ASSIGNMENT: Which lines in the data below contain the string "with"? Show each one.

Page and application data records

· · · · ·

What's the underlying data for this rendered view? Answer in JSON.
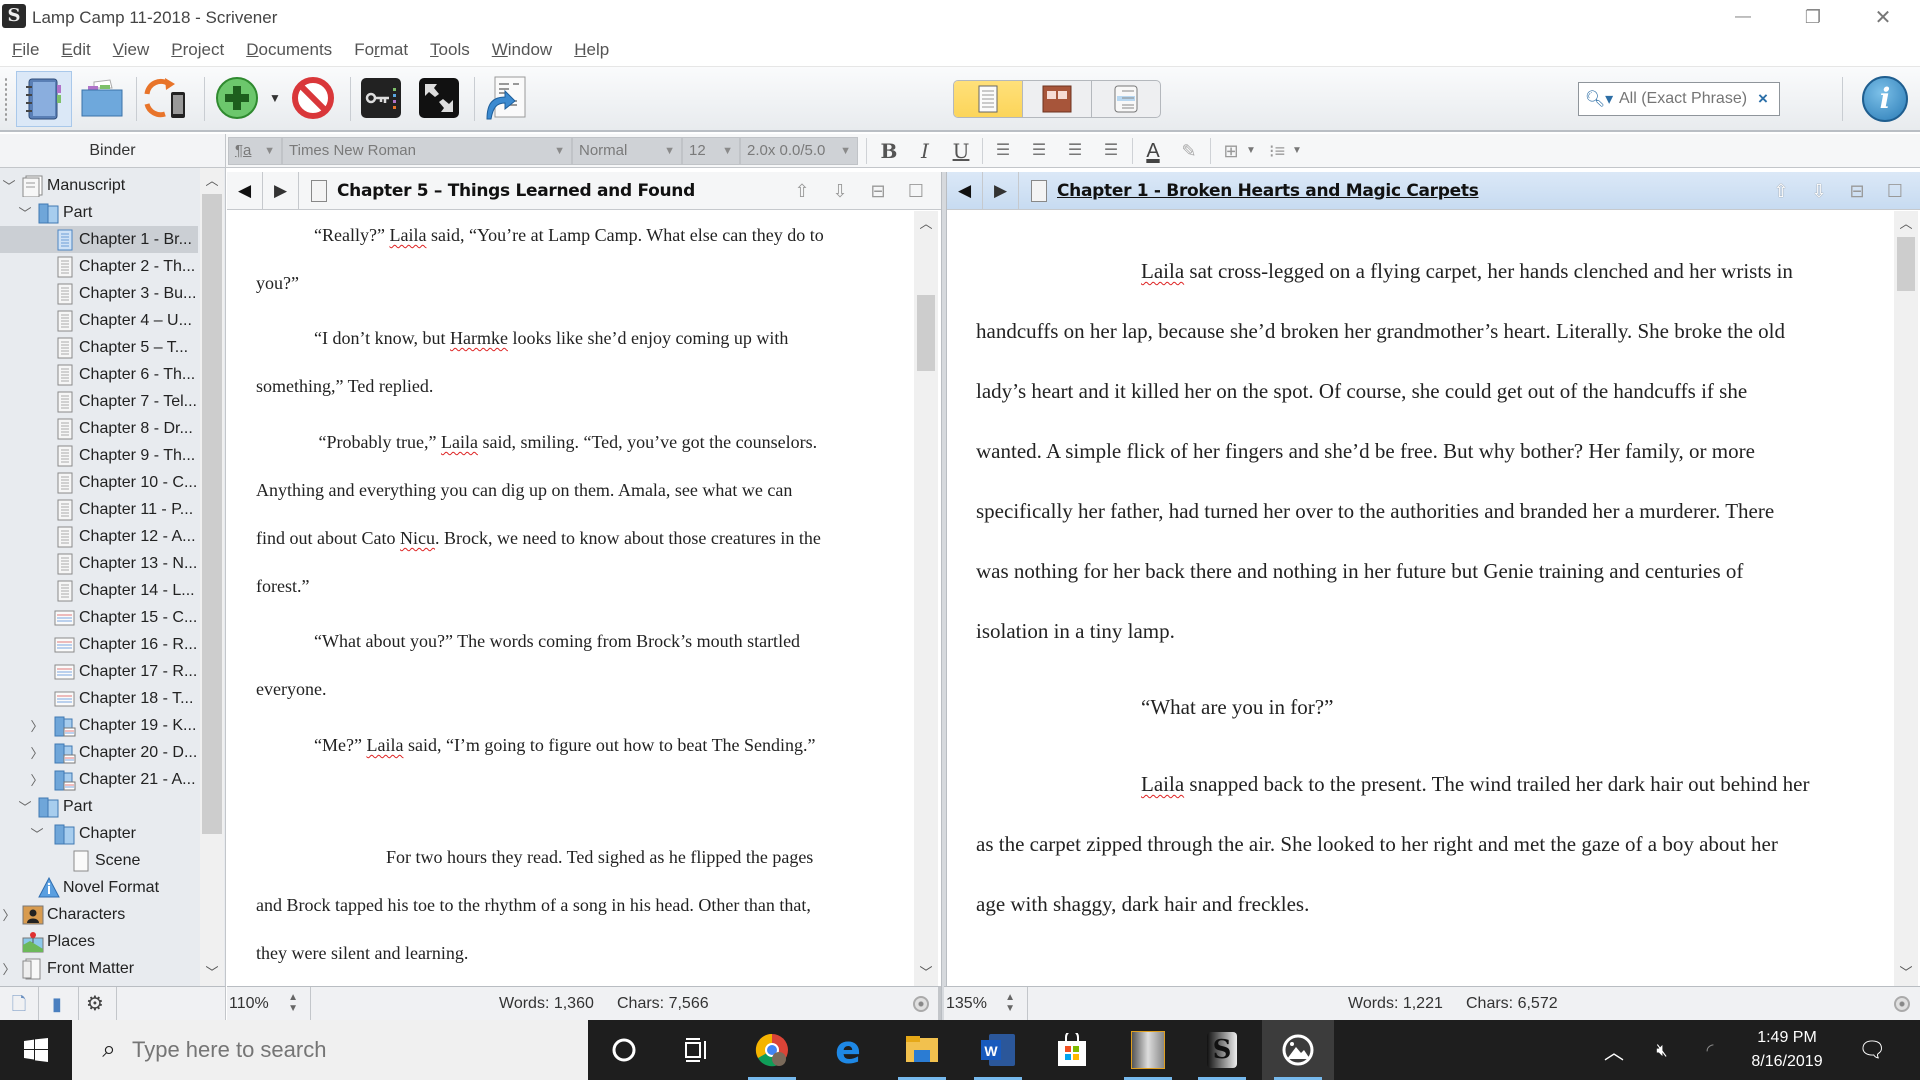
{
  "window": {
    "title": "Lamp Camp 11-2018 - Scrivener",
    "controls": {
      "minimize": "—",
      "restore": "❐",
      "close": "✕"
    }
  },
  "menu": [
    {
      "label": "File",
      "accel": "F",
      "rest": "ile"
    },
    {
      "label": "Edit",
      "accel": "E",
      "rest": "dit"
    },
    {
      "label": "View",
      "accel": "V",
      "rest": "iew"
    },
    {
      "label": "Project",
      "accel": "P",
      "rest": "roject"
    },
    {
      "label": "Documents",
      "accel": "D",
      "rest": "ocuments"
    },
    {
      "label": "Format",
      "pre": "Fo",
      "accel": "r",
      "rest": "mat"
    },
    {
      "label": "Tools",
      "accel": "T",
      "rest": "ools"
    },
    {
      "label": "Window",
      "accel": "W",
      "rest": "indow"
    },
    {
      "label": "Help",
      "accel": "H",
      "rest": "elp"
    }
  ],
  "toolbar": {
    "buttons": [
      "binder",
      "collections",
      "sync",
      "add",
      "add-dropdown",
      "delete",
      "keywords",
      "composition-mode",
      "compile"
    ],
    "view_modes": [
      "scrivenings",
      "corkboard",
      "outliner"
    ],
    "active_view_mode": "scrivenings",
    "search": {
      "placeholder": "All (Exact Phrase)",
      "value": ""
    },
    "colors": {
      "view_active": "#fcd55a",
      "info": "#2a7bb6"
    }
  },
  "binder": {
    "header": "Binder",
    "items": [
      {
        "label": "Manuscript",
        "level": 0,
        "disclosure": "open",
        "icon": "manuscript"
      },
      {
        "label": "Part",
        "level": 1,
        "disclosure": "open",
        "icon": "folder"
      },
      {
        "label": "Chapter 1 - Br...",
        "level": 2,
        "icon": "doc-blue",
        "selected": true
      },
      {
        "label": "Chapter 2 - Th...",
        "level": 2,
        "icon": "doc"
      },
      {
        "label": "Chapter 3 - Bu...",
        "level": 2,
        "icon": "doc"
      },
      {
        "label": "Chapter 4 – U...",
        "level": 2,
        "icon": "doc"
      },
      {
        "label": "Chapter 5 – T...",
        "level": 2,
        "icon": "doc"
      },
      {
        "label": "Chapter 6 - Th...",
        "level": 2,
        "icon": "doc"
      },
      {
        "label": "Chapter 7 - Tel...",
        "level": 2,
        "icon": "doc"
      },
      {
        "label": "Chapter 8 - Dr...",
        "level": 2,
        "icon": "doc"
      },
      {
        "label": "Chapter 9 - Th...",
        "level": 2,
        "icon": "doc"
      },
      {
        "label": "Chapter 10 - C...",
        "level": 2,
        "icon": "doc"
      },
      {
        "label": "Chapter 11 - P...",
        "level": 2,
        "icon": "doc"
      },
      {
        "label": "Chapter 12 - A...",
        "level": 2,
        "icon": "doc"
      },
      {
        "label": "Chapter 13 - N...",
        "level": 2,
        "icon": "doc"
      },
      {
        "label": "Chapter 14 - L...",
        "level": 2,
        "icon": "doc"
      },
      {
        "label": "Chapter 15 - C...",
        "level": 2,
        "icon": "doc-lined"
      },
      {
        "label": "Chapter 16 - R...",
        "level": 2,
        "icon": "doc-lined"
      },
      {
        "label": "Chapter 17 - R...",
        "level": 2,
        "icon": "doc-lined"
      },
      {
        "label": "Chapter 18 - T...",
        "level": 2,
        "icon": "doc-lined"
      },
      {
        "label": "Chapter 19 - K...",
        "level": 2,
        "disclosure": "closed",
        "icon": "folder-doc"
      },
      {
        "label": "Chapter 20 - D...",
        "level": 2,
        "disclosure": "closed",
        "icon": "folder-doc"
      },
      {
        "label": "Chapter 21 - A...",
        "level": 2,
        "disclosure": "closed",
        "icon": "folder-doc"
      },
      {
        "label": "Part",
        "level": 1,
        "disclosure": "open",
        "icon": "folder"
      },
      {
        "label": "Chapter",
        "level": 2,
        "disclosure": "open",
        "icon": "folder"
      },
      {
        "label": "Scene",
        "level": 3,
        "icon": "blank"
      },
      {
        "label": "Novel Format",
        "level": 1,
        "icon": "info-triangle"
      },
      {
        "label": "Characters",
        "level": 0,
        "disclosure": "closed",
        "icon": "characters"
      },
      {
        "label": "Places",
        "level": 0,
        "icon": "places"
      },
      {
        "label": "Front Matter",
        "level": 0,
        "disclosure": "closed",
        "icon": "front-matter"
      }
    ]
  },
  "format_bar": {
    "style": "¶a",
    "font": "Times New Roman",
    "typeface": "Normal",
    "size": "12",
    "spacing": "2.0x 0.0/5.0",
    "buttons": {
      "bold": "B",
      "italic": "I",
      "underline": "U"
    }
  },
  "editors": {
    "left": {
      "title": "Chapter 5 – Things Learned and Found",
      "zoom": "110%",
      "words": "Words: 1,360",
      "chars": "Chars: 7,566",
      "scroll_fraction": 0.1,
      "paragraphs": [
        {
          "lines": [
            "“Really?” ",
            "Laila",
            " said, “You’re at Lamp Camp. What else can they do to",
            "you?”"
          ]
        },
        {
          "lines": [
            "“I don’t know, but ",
            "Harmke",
            " looks like she’d enjoy coming up with",
            "something,” Ted replied."
          ]
        },
        {
          "lines": [
            " “Probably true,” ",
            "Laila",
            " said, smiling. “Ted, you’ve got the counselors.",
            "Anything and everything you can dig up on them. Amala, see what we can",
            "find out about Cato ",
            "Nicu",
            ". Brock, we need to know about those creatures in the",
            "forest.”"
          ]
        },
        {
          "lines": [
            "“What about you?” The words coming from Brock’s mouth startled",
            "everyone."
          ]
        },
        {
          "lines": [
            "“Me?” ",
            "Laila",
            " said, “I’m going to figure out how to beat The Sending.”"
          ]
        },
        {
          "lines": [
            "For two hours they read. Ted sighed as he flipped the pages",
            "and Brock tapped his toe to the rhythm of a song in his head. Other than that,",
            "they were silent and learning."
          ]
        }
      ]
    },
    "right": {
      "title": "Chapter 1 - Broken Hearts and Magic Carpets",
      "zoom": "135%",
      "words": "Words: 1,221",
      "chars": "Chars: 6,572",
      "scroll_fraction": 0.0,
      "paragraphs": [
        {
          "lines": [
            "Laila",
            " sat cross-legged on a flying carpet, her hands clenched and her wrists in",
            "handcuffs on her lap, because she’d broken her grandmother’s heart. Literally. She broke the old",
            "lady’s heart and it killed her on the spot. Of course, she could get out of the handcuffs if she",
            "wanted. A simple flick of her fingers and she’d be free. But why bother? Her family, or more",
            "specifically her father, had turned her over to the authorities and branded her a murderer. There",
            "was nothing for her back there and nothing in her future but Genie training and centuries of",
            "isolation in a tiny lamp."
          ]
        },
        {
          "lines": [
            "“What are you in for?”"
          ]
        },
        {
          "lines": [
            "Laila",
            " snapped back to the present. The wind trailed her dark hair out behind her",
            "as the carpet zipped through the air. She looked to her right and met the gaze of a boy about her",
            "age with shaggy, dark hair and freckles."
          ]
        }
      ]
    }
  },
  "taskbar": {
    "search_placeholder": "Type here to search",
    "apps": [
      "cortana",
      "task-view",
      "chrome",
      "edge",
      "file-explorer",
      "word",
      "store",
      "stormtrooper-app",
      "scrivener",
      "photos"
    ],
    "time": "1:49 PM",
    "date": "8/16/2019"
  }
}
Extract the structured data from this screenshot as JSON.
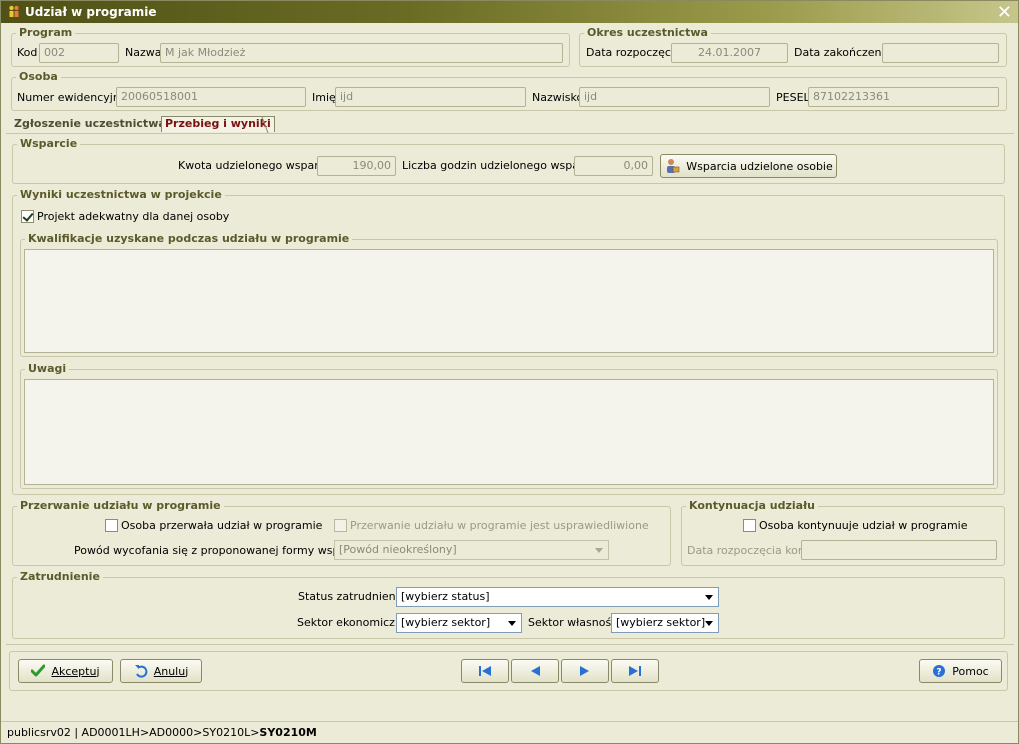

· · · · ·

RESPONSE TO THIS TASK:
            " looks like she’d enjoy coming up with",
            "age with shaggy, dark hair and freckles."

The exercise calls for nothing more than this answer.